Explaining walking distance to public transport: the dominance of public transport supply
mode - bus, mode - rail, place - australasia, mode - pedestrian, infrastructure - station, infrastructure - stop
walk distance, public transport, accessibility initiatives
Potential influences on explaining walk distance from home to access public transport are investigated including trip and demographic characteristics and public transport supply. In Sydney, Australia, people walk further to train than to bus, the distributions of walk distances are different for each mode, and the trip and demographic characteristics of train and bus users are different. Given the decision to walk to public transport, demographic characteristics such as age, gender, income and labour force status and trip characteristics such as trip purpose, time of day and week, fare and ticket type and trip duration are not significant in explaining walk distance to each mode of public transport. The mode of the public transport trip is the most important determinant of walking distance, reflecting the different supply and spacing of each mode in which there are many more bus stops than train stations. The differences between train and bus users suggest that accessibility initiatives for public transport may not be the same for each mode.
Permission to publish the abstract has been given by the author, copyright remains with author.
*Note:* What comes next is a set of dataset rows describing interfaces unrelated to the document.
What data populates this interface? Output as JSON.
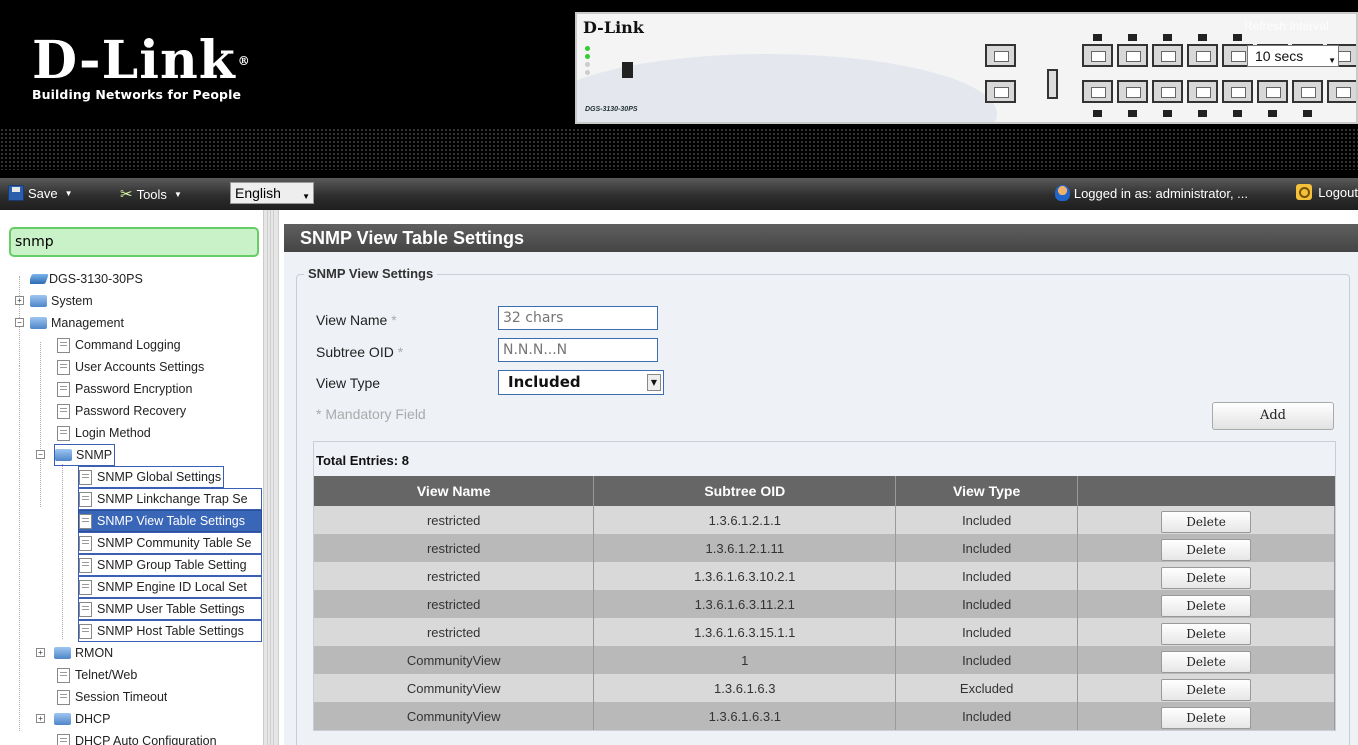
{
  "header": {
    "brand": "D-Link",
    "tagline": "Building Networks for People",
    "device_brand": "D-Link",
    "device_model": "DGS-3130-30PS",
    "refresh_label": "Refresh Interval",
    "refresh_value": "10 secs"
  },
  "toolbar": {
    "save_label": "Save",
    "tools_label": "Tools",
    "language": "English",
    "logged_in_text": "Logged in as: administrator, ...",
    "logout_label": "Logout"
  },
  "sidebar": {
    "search_value": "snmp",
    "tree": [
      {
        "label": "DGS-3130-30PS",
        "icon": "device-icon"
      },
      {
        "label": "System",
        "icon": "folder-icon",
        "toggle": "+"
      },
      {
        "label": "Management",
        "icon": "folder-open-icon",
        "toggle": "-"
      },
      {
        "label": "Command Logging",
        "icon": "document-icon"
      },
      {
        "label": "User Accounts Settings",
        "icon": "document-icon"
      },
      {
        "label": "Password Encryption",
        "icon": "document-icon"
      },
      {
        "label": "Password Recovery",
        "icon": "document-icon"
      },
      {
        "label": "Login Method",
        "icon": "document-icon"
      },
      {
        "label": "SNMP",
        "icon": "folder-open-icon",
        "toggle": "-"
      },
      {
        "label": "SNMP Global Settings",
        "icon": "document-icon"
      },
      {
        "label": "SNMP Linkchange Trap Se",
        "icon": "document-icon"
      },
      {
        "label": "SNMP View Table Settings",
        "icon": "document-icon"
      },
      {
        "label": "SNMP Community Table Se",
        "icon": "document-icon"
      },
      {
        "label": "SNMP Group Table Setting",
        "icon": "document-icon"
      },
      {
        "label": "SNMP Engine ID Local Set",
        "icon": "document-icon"
      },
      {
        "label": "SNMP User Table Settings",
        "icon": "document-icon"
      },
      {
        "label": "SNMP Host Table Settings",
        "icon": "document-icon"
      },
      {
        "label": "RMON",
        "icon": "folder-icon",
        "toggle": "+"
      },
      {
        "label": "Telnet/Web",
        "icon": "document-icon"
      },
      {
        "label": "Session Timeout",
        "icon": "document-icon"
      },
      {
        "label": "DHCP",
        "icon": "folder-icon",
        "toggle": "+"
      },
      {
        "label": "DHCP Auto Configuration",
        "icon": "document-icon"
      }
    ]
  },
  "main": {
    "title": "SNMP View Table Settings",
    "section_title": "SNMP View Settings",
    "form": {
      "view_name_label": "View Name",
      "view_name_placeholder": "32 chars",
      "subtree_oid_label": "Subtree OID",
      "subtree_oid_placeholder": "N.N.N...N",
      "view_type_label": "View Type",
      "view_type_value": "Included",
      "required_mark": "*",
      "mandatory_note": "* Mandatory Field",
      "add_label": "Add"
    },
    "table": {
      "total": "Total Entries: 8",
      "headers": [
        "View Name",
        "Subtree OID",
        "View Type",
        ""
      ],
      "delete_label": "Delete",
      "rows": [
        [
          "restricted",
          "1.3.6.1.2.1.1",
          "Included"
        ],
        [
          "restricted",
          "1.3.6.1.2.1.11",
          "Included"
        ],
        [
          "restricted",
          "1.3.6.1.6.3.10.2.1",
          "Included"
        ],
        [
          "restricted",
          "1.3.6.1.6.3.11.2.1",
          "Included"
        ],
        [
          "restricted",
          "1.3.6.1.6.3.15.1.1",
          "Included"
        ],
        [
          "CommunityView",
          "1",
          "Included"
        ],
        [
          "CommunityView",
          "1.3.6.1.6.3",
          "Excluded"
        ],
        [
          "CommunityView",
          "1.3.6.1.6.3.1",
          "Included"
        ]
      ]
    }
  },
  "colors": {
    "accent": "#3a66b8",
    "title_bar": "#555555",
    "table_header": "#666666",
    "row_light": "#d9d9d9",
    "row_dark": "#b9b9b9",
    "content_bg": "#eef2f7",
    "search_bg": "#c9f2c9"
  }
}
Daniels, R., & Mulley C. (2011). Explaining walking distance to public transport: the dominance of public transport supply. Conference paper delivered at World Symposium on Transport and Land Use Research, held in Whistler, Canada on 28-30 July, 2011.